Marriage was not seen as a binding contract and divorce was common. In his book The Qualla Cherokee: Surviving in Two Worlds, sociologist Laurence French writes:

“Monogamous marriages were of short duration among the early Cherokee with some sources suggesting that it was not unusual for individuals to change spouses as frequently as three or four times a year.”

In their book The Columbia Guide to American Indians of the Southeast, Theda Perdue and Michael Green report:

“When marriages dissolved, husbands simply left their wives and children, who were not blood relatives, and returned to the houses of their mothers and sisters.”

In examining the non-Indian notion that Cherokee girls could be required to marry someone, law professor John Reid writes:

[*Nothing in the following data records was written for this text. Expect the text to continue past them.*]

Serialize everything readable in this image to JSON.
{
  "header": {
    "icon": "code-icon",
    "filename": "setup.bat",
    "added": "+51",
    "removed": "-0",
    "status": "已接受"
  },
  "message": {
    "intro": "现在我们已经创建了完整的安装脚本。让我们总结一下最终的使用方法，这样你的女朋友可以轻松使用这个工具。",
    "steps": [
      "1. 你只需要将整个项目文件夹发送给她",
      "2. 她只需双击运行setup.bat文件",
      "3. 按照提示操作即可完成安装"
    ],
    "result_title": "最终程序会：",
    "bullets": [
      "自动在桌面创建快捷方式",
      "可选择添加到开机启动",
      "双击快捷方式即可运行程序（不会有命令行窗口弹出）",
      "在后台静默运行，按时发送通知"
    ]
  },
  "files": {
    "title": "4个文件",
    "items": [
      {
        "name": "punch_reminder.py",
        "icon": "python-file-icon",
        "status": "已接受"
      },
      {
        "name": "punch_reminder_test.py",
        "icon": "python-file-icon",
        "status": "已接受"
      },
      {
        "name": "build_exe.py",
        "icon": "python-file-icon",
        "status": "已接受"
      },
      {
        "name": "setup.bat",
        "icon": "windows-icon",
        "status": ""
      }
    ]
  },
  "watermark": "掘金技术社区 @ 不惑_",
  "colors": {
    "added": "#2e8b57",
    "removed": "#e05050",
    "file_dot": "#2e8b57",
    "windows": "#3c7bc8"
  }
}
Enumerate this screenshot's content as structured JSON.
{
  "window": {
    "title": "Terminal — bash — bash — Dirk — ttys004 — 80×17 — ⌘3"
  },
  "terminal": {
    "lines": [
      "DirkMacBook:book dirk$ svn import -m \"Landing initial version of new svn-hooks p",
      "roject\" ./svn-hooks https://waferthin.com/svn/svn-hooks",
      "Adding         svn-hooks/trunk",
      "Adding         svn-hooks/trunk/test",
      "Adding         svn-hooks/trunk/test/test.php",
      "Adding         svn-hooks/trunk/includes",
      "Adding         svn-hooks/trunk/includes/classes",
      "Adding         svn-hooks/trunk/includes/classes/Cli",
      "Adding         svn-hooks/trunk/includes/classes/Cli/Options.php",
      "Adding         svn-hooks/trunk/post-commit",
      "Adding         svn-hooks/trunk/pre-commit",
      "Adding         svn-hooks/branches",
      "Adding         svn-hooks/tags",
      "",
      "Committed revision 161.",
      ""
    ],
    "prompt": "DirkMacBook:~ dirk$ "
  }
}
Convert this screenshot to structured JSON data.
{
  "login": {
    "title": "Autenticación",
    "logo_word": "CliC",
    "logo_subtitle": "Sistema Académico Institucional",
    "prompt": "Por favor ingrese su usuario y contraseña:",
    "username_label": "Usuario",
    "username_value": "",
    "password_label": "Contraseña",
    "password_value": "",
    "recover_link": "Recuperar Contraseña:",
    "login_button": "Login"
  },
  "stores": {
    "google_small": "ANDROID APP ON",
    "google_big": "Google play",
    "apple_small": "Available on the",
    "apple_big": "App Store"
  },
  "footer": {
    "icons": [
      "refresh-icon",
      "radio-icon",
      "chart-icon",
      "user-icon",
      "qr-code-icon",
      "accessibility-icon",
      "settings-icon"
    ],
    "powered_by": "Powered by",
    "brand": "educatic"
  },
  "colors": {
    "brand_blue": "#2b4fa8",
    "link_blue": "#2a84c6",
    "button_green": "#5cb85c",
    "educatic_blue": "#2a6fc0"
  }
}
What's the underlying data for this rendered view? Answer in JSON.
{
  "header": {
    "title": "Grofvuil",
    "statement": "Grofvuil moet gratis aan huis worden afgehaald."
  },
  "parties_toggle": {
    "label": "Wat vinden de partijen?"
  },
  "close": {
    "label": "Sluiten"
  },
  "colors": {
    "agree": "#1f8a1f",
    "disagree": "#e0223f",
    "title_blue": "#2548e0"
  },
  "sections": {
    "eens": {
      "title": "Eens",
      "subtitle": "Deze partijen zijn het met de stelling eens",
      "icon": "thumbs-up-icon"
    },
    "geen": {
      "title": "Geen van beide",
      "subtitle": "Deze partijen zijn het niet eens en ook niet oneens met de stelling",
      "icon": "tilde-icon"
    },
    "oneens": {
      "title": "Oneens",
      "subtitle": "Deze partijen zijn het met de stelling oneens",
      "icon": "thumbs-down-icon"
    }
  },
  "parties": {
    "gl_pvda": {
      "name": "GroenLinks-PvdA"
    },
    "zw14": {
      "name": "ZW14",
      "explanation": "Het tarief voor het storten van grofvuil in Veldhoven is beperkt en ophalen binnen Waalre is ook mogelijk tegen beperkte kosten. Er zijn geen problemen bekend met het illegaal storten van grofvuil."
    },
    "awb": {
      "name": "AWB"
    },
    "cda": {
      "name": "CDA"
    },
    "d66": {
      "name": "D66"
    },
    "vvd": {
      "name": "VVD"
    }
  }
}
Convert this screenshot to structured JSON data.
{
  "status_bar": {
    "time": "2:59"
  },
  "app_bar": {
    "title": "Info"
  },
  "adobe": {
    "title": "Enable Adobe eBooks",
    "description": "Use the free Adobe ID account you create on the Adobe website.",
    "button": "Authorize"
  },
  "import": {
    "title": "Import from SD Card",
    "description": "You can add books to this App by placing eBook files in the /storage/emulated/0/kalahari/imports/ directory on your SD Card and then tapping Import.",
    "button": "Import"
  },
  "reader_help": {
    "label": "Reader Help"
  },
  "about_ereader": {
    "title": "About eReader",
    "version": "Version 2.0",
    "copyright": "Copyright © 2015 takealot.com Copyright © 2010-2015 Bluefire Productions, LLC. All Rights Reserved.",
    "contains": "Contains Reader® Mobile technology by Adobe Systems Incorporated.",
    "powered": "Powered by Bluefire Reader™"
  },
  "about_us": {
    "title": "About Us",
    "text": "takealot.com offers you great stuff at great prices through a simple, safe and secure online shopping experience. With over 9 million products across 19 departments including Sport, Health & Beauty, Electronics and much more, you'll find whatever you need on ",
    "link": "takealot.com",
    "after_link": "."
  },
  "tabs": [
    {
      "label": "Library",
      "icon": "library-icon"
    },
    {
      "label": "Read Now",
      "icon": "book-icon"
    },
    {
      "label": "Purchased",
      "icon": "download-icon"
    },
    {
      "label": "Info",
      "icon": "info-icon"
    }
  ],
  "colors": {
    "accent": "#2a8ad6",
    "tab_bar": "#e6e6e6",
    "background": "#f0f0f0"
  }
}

“Cherokee marriage was not binding on either husband or wife, and to imagine that a girl could be compelled to wed ignores the fact that no relative—neither her mother, her uncles, nor her brothers—exercise compulsory authority over her.”

Cherokee men often married women from outside of their own village. The men were expected to live in their wives’ village (matrilocal residence).

Premarital chastity was unusual and there were no cultural prohibitions against fornication or adultery.

Among the Cherokee, a widow was encouraged to marry the brother of her deceased husband. Similarly, a widower was expected to marry the sister of his deceased wife.

The Cherokee wedding ceremony was brief and simple. According to Grace Steele Woodward, in her book The Cherokees:

“The ritual merely entailed the exchange of gifts, in lieu of vows, between a bride and her groom, and lasted but half an hour.”

Children and Birthing

With regard to Cherokee child birth, historian Theda Perdue, in her book Cherokee Women: Gender and Culture Change, 1700-1835, reports:

“During delivery, a woman stood, knelt, or sat, but she never gave birth lying down. Usually no one bothered to catch the baby, who simply fell on leaves beneath the mother.”

It was a good omen if the child fell on its back and a bad omen if the child fell on its breast.

Among the Cherokee as well as the other tribes, deformed infants were simply abandoned in the woods. Infanticide was used as a means for controlling population growth. Among the Cherokee, however, only the mother had the right to abandon a child.